To build a better psych ward, a space unshackled from the inhumanity and stigmas of the “insane asylum”, Kiyoshi Izumi would have to immerse himself in their world. He’d have to get on their level, the thinking went, to understand a patient’s struggles and, crucially, how those struggles could be inverted, blended, stretched, and exploded by various design quirks, ambient anomalies, temporal-spatial glitches, color schemes, light casts and any other features that to outsiders seemed mundane, but to whose grimmery existed only on wavelengths discernible to the afflicted. He’d have to conjure up not only hallucinations but also delusions and perceptual distortions distinct to psychoses. He’d have to eat acid. Or so he and Osmond and Hoffer thought.

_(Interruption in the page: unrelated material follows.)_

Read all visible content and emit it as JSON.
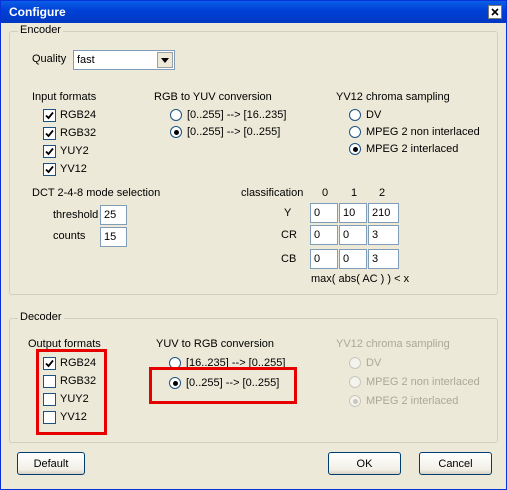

It was a bold move. The insights he gleaned from levelling with patients and their surroundings, if we’re to take his word for it, found Izumi envisioning what’s gone on to be called “the ideal mental hospital”, the first of which was raised in Yorkton, Saskatchewan, in 1965. Five more so-called “LSD-inspired” mental health clinics would be built throughout Canada, as well one in Pennsylvania. It was then only a matter of time before Izumi earned praise for the apparent humanity within his acid architecture, and also skepticism, still aired today, over the alleged problem-solving potential of his mind-altering drug of choice and the true extent to which his hospital designs effectively put the mentally ill at ease, or even helped integrate them back into the outside world.